> DATA SHOWN
========================================

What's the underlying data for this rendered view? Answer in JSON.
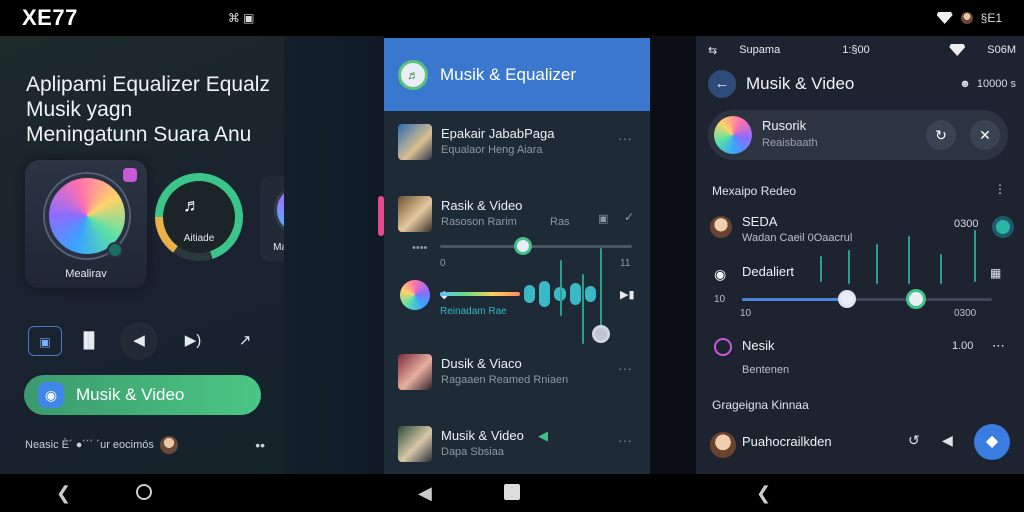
{
  "status": {
    "time": "XE77",
    "mid_icons": "⌘ ▣",
    "right_text": "§E1"
  },
  "panel1": {
    "title_lines": [
      "Aplipami Equalizer Equalz",
      "Musik yagn",
      "Meningatunn Suara Anu"
    ],
    "dial_label": "Mealirav",
    "ring_label": "Aitiade",
    "dial2_label": "Mastideane",
    "controls": [
      "▣",
      "▐▌",
      "◀",
      "▶)",
      "↗"
    ],
    "button_label": "Musik & Video",
    "footer_text": "Neasic È´ ●´´´ ´ur eocimós",
    "footer_more": "••"
  },
  "panel2": {
    "header_title": "Musik & Equalizer",
    "tracks": [
      {
        "title": "Epakair JababPaga",
        "sub": "Equalaor Heng Aiara"
      },
      {
        "title": "Rasik & Video",
        "sub": "Rasoson Rarim",
        "tag": "Ras"
      },
      {
        "title": "Dusik & Viaco",
        "sub": "Ragaaen Reamed Rniaen"
      },
      {
        "title": "Musik & Video",
        "sub": "Dapa Sbsiaa"
      }
    ],
    "slider_left": "0",
    "slider_right": "11",
    "eq_label": "Reinadam Rae"
  },
  "panel3": {
    "status_left": "Supama",
    "status_time": "1:§00",
    "status_right": "S06M",
    "title": "Musik & Video",
    "badge": "10000 s",
    "now_title": "Rusorik",
    "now_sub": "Reaisbaath",
    "section1": "Mexaipo Redeo",
    "row1_title": "SEDA",
    "row1_sub": "Wadan Caeil 0Oaacrul",
    "row1_val": "0300",
    "row2_title": "Dedaliert",
    "slider_min": "10",
    "slider_left": "10",
    "slider_right": "0300",
    "row3_title": "Nesik",
    "row3_sub": "Bentenen",
    "row3_val": "1.00",
    "section2": "Grageigna Kinnaa",
    "row4_title": "Puahocrailkden"
  }
}
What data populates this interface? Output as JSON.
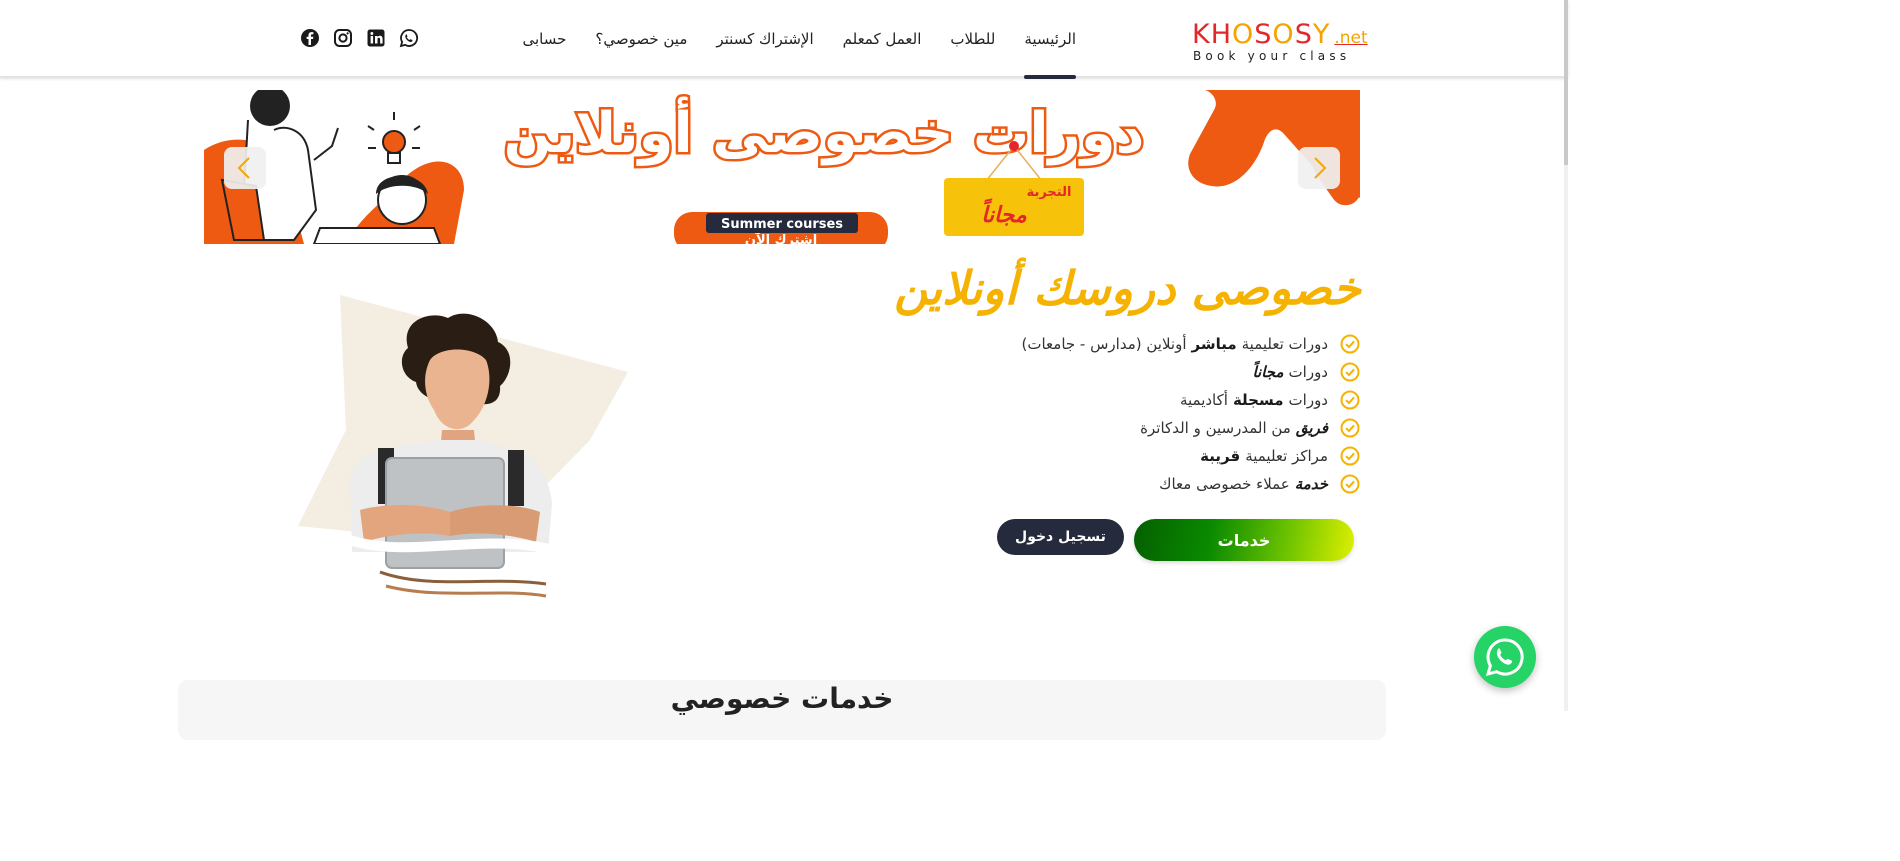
{
  "logo": {
    "text_main": "KHOSOSY",
    "text_net": ".net",
    "tagline": "Book your class"
  },
  "nav": {
    "items": [
      {
        "label": "الرئيسية",
        "active": true
      },
      {
        "label": "للطلاب"
      },
      {
        "label": "العمل كمعلم"
      },
      {
        "label": "الإشتراك كسنتر"
      },
      {
        "label": "مين خصوصي؟"
      },
      {
        "label": "حسابى"
      }
    ]
  },
  "social": [
    "whatsapp-icon",
    "linkedin-icon",
    "instagram-icon",
    "facebook-icon"
  ],
  "banner": {
    "headline": "دورات خصوصى أونلاين",
    "badge_small": "التجربة",
    "badge_big": "مجاناً",
    "pill_label": "Summer courses",
    "pill_sub": "اشترك الآن"
  },
  "hero": {
    "title": "خصوصى دروسك أونلاين",
    "features": [
      {
        "pre": "دورات تعليمية",
        "bold": "مباشر",
        "post": "أونلاين (مدارس - جامعات)"
      },
      {
        "pre": "دورات",
        "italic": "مجاناً",
        "post": ""
      },
      {
        "pre": "دورات",
        "bold": "مسجلة",
        "post": "أكاديمية"
      },
      {
        "pre": "",
        "italic": "فريق",
        "post": "من المدرسين و الدكاترة"
      },
      {
        "pre": "مراكز تعليمية",
        "bold": "قريبة",
        "post": ""
      },
      {
        "pre": "",
        "italic": "خدمة",
        "post": "عملاء خصوصى معاك"
      }
    ],
    "services_button": "خدمات",
    "login_button": "تسجيل دخول"
  },
  "services_section": {
    "title": "خدمات خصوصي"
  },
  "colors": {
    "accent": "#f6b200",
    "brand_red": "#e3262a",
    "dark": "#252a3d",
    "orange": "#ee5a11",
    "whatsapp": "#25d366"
  }
}
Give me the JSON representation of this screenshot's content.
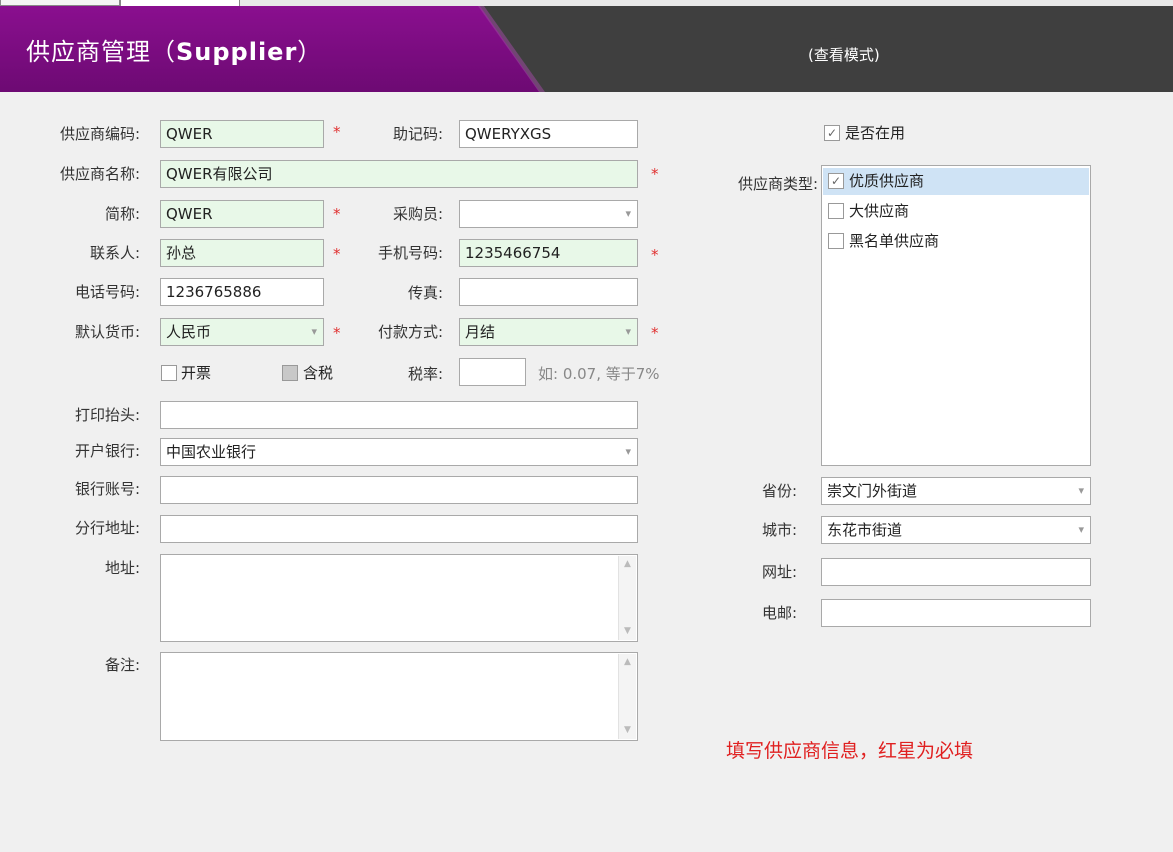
{
  "header": {
    "title_cn": "供应商管理（",
    "title_en": "Supplier",
    "title_close": "）",
    "mode": "(查看模式)"
  },
  "form": {
    "code": {
      "label": "供应商编码:",
      "value": "QWER"
    },
    "mnemonic": {
      "label": "助记码:",
      "value": "QWERYXGS"
    },
    "name": {
      "label": "供应商名称:",
      "value": "QWER有限公司"
    },
    "short": {
      "label": "简称:",
      "value": "QWER"
    },
    "buyer": {
      "label": "采购员:",
      "value": ""
    },
    "contact": {
      "label": "联系人:",
      "value": "孙总"
    },
    "mobile": {
      "label": "手机号码:",
      "value": "1235466754"
    },
    "phone": {
      "label": "电话号码:",
      "value": "1236765886"
    },
    "fax": {
      "label": "传真:",
      "value": ""
    },
    "currency": {
      "label": "默认货币:",
      "value": "人民币"
    },
    "payment": {
      "label": "付款方式:",
      "value": "月结"
    },
    "invoice": {
      "label": "开票",
      "checked": false
    },
    "tax_incl": {
      "label": "含税",
      "checked": false
    },
    "tax_rate": {
      "label": "税率:",
      "value": "",
      "hint": "如: 0.07, 等于7%"
    },
    "print_header": {
      "label": "打印抬头:",
      "value": ""
    },
    "bank": {
      "label": "开户银行:",
      "value": "中国农业银行"
    },
    "account": {
      "label": "银行账号:",
      "value": ""
    },
    "branch": {
      "label": "分行地址:",
      "value": ""
    },
    "address": {
      "label": "地址:",
      "value": ""
    },
    "remark": {
      "label": "备注:",
      "value": ""
    },
    "required_star": "*"
  },
  "right": {
    "in_use": {
      "label": "是否在用",
      "checked": true
    },
    "type_label": "供应商类型:",
    "types": [
      {
        "label": "优质供应商",
        "checked": true
      },
      {
        "label": "大供应商",
        "checked": false
      },
      {
        "label": "黑名单供应商",
        "checked": false
      }
    ],
    "province": {
      "label": "省份:",
      "value": "崇文门外街道"
    },
    "city": {
      "label": "城市:",
      "value": "东花市街道"
    },
    "website": {
      "label": "网址:",
      "value": ""
    },
    "email": {
      "label": "电邮:",
      "value": ""
    }
  },
  "note": "填写供应商信息，红星为必填",
  "colors": {
    "header_purple": "#7a0c80",
    "header_dark": "#3f3f3f",
    "required_bg": "#e8f8e8",
    "star": "#e03030",
    "note": "#e02020"
  },
  "icons": {
    "dropdown": "▾",
    "check": "✓",
    "scroll_up": "▲",
    "scroll_down": "▼"
  }
}
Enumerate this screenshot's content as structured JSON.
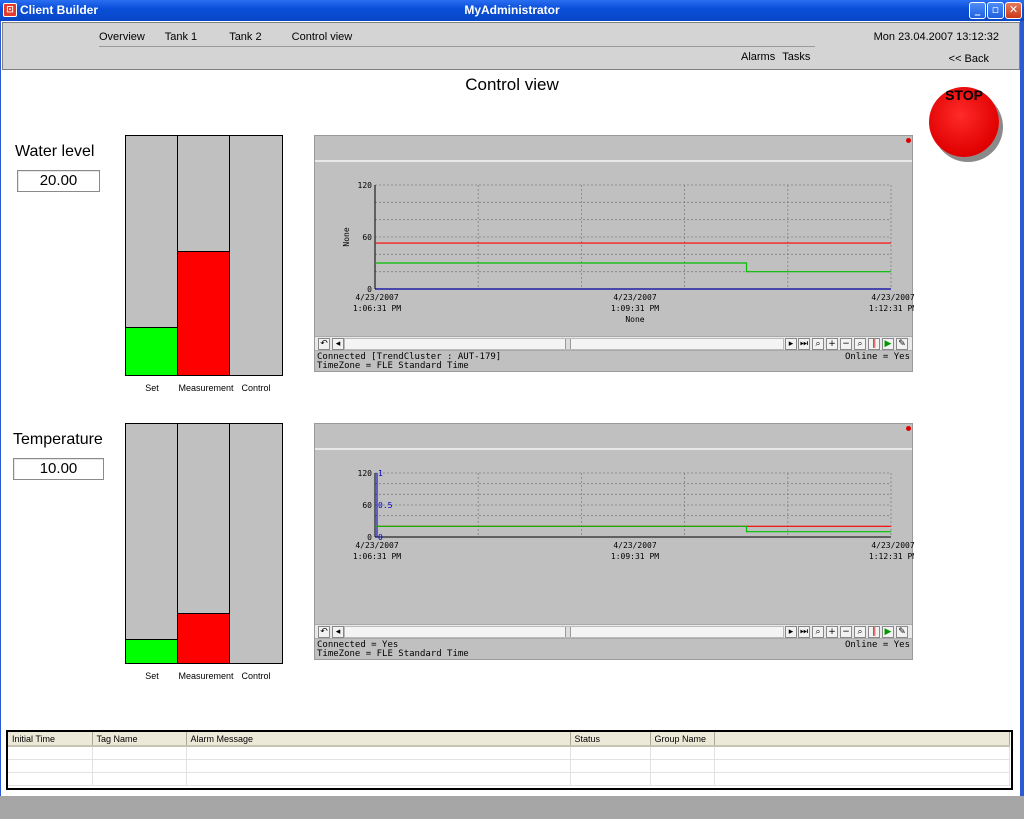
{
  "window": {
    "app_title": "Client Builder",
    "title": "MyAdministrator",
    "minimize": "_",
    "maximize": "▫",
    "close": "✕"
  },
  "nav": {
    "items": [
      "Overview",
      "Tank 1",
      "Tank 2",
      "Control view"
    ],
    "sub_items": [
      "Alarms",
      "Tasks"
    ],
    "datetime": "Mon 23.04.2007 13:12:32",
    "back": "<< Back"
  },
  "page_title": "Control view",
  "stop_label": "STOP",
  "water": {
    "label": "Water level",
    "value": "20.00",
    "bars": {
      "set": 0.2,
      "measurement": 0.52,
      "control": 0.0
    },
    "bar_labels": [
      "Set",
      "Measurement",
      "Control"
    ],
    "trend": {
      "ylabel": "None",
      "xlabel": "None",
      "y_ticks": [
        "120",
        "60",
        "0"
      ],
      "x_ticks": [
        [
          "4/23/2007",
          "1:06:31 PM"
        ],
        [
          "4/23/2007",
          "1:09:31 PM"
        ],
        [
          "4/23/2007",
          "1:12:31 PM"
        ]
      ],
      "status_left_1": "Connected [TrendCluster : AUT-179]",
      "status_left_2": "TimeZone = FLE Standard Time",
      "status_right": "Online = Yes"
    }
  },
  "temperature": {
    "label": "Temperature",
    "value": "10.00",
    "bars": {
      "set": 0.1,
      "measurement": 0.21,
      "control": 0.0
    },
    "bar_labels": [
      "Set",
      "Measurement",
      "Control"
    ],
    "trend": {
      "y_ticks": [
        "120",
        "60",
        "0"
      ],
      "y2_ticks": [
        "1",
        "0.5",
        "0"
      ],
      "x_ticks": [
        [
          "4/23/2007",
          "1:06:31 PM"
        ],
        [
          "4/23/2007",
          "1:09:31 PM"
        ],
        [
          "4/23/2007",
          "1:12:31 PM"
        ]
      ],
      "status_left_1": "Connected = Yes",
      "status_left_2": "TimeZone = FLE Standard Time",
      "status_right": "Online = Yes"
    }
  },
  "chart_data": [
    {
      "type": "line",
      "x": [
        "1:06:31 PM",
        "1:09:31 PM",
        "1:12:31 PM"
      ],
      "ylim": [
        0,
        120
      ],
      "ylabel": "None",
      "xlabel": "None",
      "series": [
        {
          "color": "#ff0000",
          "values": [
            53,
            53,
            53
          ]
        },
        {
          "color": "#00c000",
          "values": [
            30,
            30,
            20
          ]
        },
        {
          "color": "#0000a0",
          "values": [
            0,
            0,
            0
          ]
        }
      ]
    },
    {
      "type": "line",
      "x": [
        "1:06:31 PM",
        "1:09:31 PM",
        "1:12:31 PM"
      ],
      "ylim": [
        0,
        120
      ],
      "series": [
        {
          "color": "#ff0000",
          "values": [
            20,
            20,
            20
          ]
        },
        {
          "color": "#00c000",
          "values": [
            20,
            20,
            10
          ]
        }
      ]
    }
  ],
  "alarm_table": {
    "columns": [
      "Initial Time",
      "Tag Name",
      "Alarm Message",
      "Status",
      "Group Name",
      ""
    ]
  },
  "colors": {
    "set": "#00ff00",
    "measurement": "#ff0000",
    "panel": "#c0c0c0"
  }
}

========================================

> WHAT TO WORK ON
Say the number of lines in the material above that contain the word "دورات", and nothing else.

> EXERCISE ANSWER
4